### What the exercise asks
All of the records below should be output exactly.

=====

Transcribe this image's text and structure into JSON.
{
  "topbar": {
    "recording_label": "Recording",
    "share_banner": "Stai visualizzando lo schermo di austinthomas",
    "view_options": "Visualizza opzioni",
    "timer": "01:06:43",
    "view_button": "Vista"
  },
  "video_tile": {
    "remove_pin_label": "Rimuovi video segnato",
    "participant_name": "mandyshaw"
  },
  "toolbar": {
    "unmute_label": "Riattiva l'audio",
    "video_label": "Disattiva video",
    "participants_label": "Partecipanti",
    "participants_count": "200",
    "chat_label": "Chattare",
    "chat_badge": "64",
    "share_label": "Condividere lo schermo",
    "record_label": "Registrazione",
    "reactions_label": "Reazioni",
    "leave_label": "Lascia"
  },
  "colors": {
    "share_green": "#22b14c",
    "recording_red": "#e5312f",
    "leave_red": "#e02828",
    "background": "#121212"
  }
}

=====

### Answer to this task
Transcribe this image's text and structure into JSON.
{
  "topbar": {
    "recording_label": "Recording",
    "share_banner": "Stai visualizzando lo schermo di austinthomas",
    "view_options": "Visualizza opzioni",
    "timer": "01:06:43",
    "view_button": "Vista"
  },
  "video_tile": {
    "remove_pin_label": "Rimuovi video segnato",
    "participant_name": "mandyshaw"
  },
  "toolbar": {
    "unmute_label": "Riattiva l'audio",
    "video_label": "Disattiva video",
    "participants_label": "Partecipanti",
    "participants_count": "200",
    "chat_label": "Chattare",
    "chat_badge": "64",
    "share_label": "Condividere lo schermo",
    "record_label": "Registrazione",
    "reactions_label": "Reazioni",
    "leave_label": "Lascia"
  },
  "colors": {
    "share_green": "#22b14c",
    "recording_red": "#e5312f",
    "leave_red": "#e02828",
    "background": "#121212"
  }
}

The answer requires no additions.